What to produce => Report only how many lines in the listing below contain the string "Competent".

Data to use =>
○ ○ ○ ○

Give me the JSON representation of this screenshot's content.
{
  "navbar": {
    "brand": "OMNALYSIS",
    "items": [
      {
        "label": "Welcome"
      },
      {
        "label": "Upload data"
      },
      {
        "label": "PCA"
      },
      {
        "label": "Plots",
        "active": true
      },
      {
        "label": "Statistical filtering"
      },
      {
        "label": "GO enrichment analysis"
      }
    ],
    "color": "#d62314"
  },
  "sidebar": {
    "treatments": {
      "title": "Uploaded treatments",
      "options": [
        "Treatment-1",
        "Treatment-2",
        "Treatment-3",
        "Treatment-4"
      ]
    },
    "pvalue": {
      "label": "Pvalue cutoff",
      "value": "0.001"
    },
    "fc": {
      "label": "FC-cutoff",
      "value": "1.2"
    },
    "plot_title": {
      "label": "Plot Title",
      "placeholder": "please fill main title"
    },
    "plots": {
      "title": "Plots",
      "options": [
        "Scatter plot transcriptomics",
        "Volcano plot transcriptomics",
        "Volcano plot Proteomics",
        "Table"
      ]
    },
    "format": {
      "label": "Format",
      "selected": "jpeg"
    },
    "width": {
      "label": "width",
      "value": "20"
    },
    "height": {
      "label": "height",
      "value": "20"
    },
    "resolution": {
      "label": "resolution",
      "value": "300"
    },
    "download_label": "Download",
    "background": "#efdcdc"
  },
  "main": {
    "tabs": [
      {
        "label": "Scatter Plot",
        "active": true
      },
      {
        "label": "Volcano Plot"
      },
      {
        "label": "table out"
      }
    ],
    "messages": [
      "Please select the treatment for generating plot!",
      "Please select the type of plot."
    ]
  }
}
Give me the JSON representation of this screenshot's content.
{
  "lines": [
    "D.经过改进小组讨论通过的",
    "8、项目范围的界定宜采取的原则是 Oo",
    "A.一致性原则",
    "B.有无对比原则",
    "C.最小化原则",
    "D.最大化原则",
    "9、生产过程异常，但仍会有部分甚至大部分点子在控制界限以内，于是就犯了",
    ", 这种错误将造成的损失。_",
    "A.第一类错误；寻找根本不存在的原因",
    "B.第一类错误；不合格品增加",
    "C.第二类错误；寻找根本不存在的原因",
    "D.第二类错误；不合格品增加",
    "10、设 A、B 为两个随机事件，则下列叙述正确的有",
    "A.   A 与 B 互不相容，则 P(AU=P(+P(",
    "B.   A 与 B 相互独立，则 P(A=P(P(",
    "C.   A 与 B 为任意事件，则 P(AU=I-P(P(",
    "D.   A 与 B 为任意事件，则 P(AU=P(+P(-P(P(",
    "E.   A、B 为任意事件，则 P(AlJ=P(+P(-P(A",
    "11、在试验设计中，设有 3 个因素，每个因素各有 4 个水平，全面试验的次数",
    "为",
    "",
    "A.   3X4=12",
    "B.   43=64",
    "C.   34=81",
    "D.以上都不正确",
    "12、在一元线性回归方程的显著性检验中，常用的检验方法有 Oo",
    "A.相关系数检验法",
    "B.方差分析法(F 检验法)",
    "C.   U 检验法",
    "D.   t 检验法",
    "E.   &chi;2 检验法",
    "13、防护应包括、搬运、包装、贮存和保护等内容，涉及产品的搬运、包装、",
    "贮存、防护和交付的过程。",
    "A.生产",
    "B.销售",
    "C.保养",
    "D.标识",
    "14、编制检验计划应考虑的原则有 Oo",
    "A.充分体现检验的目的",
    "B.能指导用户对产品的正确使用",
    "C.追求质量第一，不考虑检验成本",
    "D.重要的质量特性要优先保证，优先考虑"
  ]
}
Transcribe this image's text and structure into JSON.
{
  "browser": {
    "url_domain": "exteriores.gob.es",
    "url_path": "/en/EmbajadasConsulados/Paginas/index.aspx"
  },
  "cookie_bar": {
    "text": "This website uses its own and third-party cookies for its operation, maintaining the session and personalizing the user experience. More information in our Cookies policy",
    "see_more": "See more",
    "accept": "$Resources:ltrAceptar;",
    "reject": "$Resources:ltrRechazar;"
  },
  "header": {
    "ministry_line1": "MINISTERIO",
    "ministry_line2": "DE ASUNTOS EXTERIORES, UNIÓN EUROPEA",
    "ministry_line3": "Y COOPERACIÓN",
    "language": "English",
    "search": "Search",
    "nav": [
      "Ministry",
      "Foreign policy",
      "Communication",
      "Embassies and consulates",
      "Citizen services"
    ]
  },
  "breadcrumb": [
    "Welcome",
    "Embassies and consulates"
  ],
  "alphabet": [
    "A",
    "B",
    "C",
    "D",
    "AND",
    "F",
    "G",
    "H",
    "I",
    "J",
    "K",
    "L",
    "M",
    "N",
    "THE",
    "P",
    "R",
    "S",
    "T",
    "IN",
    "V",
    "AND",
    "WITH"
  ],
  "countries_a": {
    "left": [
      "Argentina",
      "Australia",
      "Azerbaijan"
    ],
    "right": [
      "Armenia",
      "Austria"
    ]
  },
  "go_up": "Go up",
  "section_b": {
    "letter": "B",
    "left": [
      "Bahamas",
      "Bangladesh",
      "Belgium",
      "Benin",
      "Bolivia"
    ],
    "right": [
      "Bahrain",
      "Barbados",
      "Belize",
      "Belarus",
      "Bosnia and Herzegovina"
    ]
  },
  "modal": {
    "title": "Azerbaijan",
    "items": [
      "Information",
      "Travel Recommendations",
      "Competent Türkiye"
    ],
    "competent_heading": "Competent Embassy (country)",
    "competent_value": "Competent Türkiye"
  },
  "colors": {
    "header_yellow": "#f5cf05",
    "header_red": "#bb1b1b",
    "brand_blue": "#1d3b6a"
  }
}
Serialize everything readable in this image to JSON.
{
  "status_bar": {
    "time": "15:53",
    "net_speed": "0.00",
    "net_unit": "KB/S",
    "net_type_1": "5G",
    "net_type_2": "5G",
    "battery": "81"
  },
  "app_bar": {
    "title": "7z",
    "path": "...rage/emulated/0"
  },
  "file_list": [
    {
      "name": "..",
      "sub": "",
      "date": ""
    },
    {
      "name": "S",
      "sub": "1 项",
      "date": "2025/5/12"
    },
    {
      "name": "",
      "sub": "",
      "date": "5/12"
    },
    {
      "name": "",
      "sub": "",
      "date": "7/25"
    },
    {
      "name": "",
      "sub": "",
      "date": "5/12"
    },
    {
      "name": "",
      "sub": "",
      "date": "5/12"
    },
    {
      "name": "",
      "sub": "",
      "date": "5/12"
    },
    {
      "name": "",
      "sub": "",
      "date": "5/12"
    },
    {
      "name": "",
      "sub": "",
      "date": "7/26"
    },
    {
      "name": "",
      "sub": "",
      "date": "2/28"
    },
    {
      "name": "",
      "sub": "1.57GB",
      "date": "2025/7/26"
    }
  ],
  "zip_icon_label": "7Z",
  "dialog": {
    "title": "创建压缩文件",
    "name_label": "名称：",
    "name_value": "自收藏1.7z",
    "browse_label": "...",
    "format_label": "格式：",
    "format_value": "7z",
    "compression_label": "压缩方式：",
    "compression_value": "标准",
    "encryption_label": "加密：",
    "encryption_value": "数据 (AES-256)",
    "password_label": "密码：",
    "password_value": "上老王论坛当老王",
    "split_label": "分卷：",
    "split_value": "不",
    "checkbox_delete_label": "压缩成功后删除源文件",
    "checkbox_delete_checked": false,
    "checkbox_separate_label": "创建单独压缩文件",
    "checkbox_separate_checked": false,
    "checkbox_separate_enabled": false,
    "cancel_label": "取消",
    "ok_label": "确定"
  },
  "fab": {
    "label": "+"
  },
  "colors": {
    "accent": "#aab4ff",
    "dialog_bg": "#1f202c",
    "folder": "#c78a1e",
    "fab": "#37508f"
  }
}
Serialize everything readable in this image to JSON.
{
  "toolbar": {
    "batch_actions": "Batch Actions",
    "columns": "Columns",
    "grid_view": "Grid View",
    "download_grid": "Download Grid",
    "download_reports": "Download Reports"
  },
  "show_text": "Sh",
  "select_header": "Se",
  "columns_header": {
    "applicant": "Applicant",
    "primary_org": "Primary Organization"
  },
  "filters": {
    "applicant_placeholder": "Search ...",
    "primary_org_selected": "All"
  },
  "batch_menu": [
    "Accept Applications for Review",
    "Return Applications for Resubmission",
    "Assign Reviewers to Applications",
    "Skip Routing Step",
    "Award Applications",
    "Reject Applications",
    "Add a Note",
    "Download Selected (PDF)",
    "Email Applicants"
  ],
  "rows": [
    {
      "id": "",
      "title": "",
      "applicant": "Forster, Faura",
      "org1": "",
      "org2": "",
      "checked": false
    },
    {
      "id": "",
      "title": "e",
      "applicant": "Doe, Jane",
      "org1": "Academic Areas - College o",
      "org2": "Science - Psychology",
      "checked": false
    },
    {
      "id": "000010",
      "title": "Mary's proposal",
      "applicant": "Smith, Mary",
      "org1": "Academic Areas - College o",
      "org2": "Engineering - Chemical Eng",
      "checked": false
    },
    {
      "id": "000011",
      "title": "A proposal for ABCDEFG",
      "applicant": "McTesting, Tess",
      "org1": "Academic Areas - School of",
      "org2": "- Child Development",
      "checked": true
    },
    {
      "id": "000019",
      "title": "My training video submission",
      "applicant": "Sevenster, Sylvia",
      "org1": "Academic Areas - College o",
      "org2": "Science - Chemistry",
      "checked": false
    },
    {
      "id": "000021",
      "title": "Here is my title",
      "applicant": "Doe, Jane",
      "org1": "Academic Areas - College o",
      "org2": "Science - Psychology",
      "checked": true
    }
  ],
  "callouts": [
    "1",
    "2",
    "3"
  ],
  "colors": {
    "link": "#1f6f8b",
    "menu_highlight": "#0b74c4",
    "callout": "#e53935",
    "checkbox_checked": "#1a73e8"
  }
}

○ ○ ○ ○

Your response => 3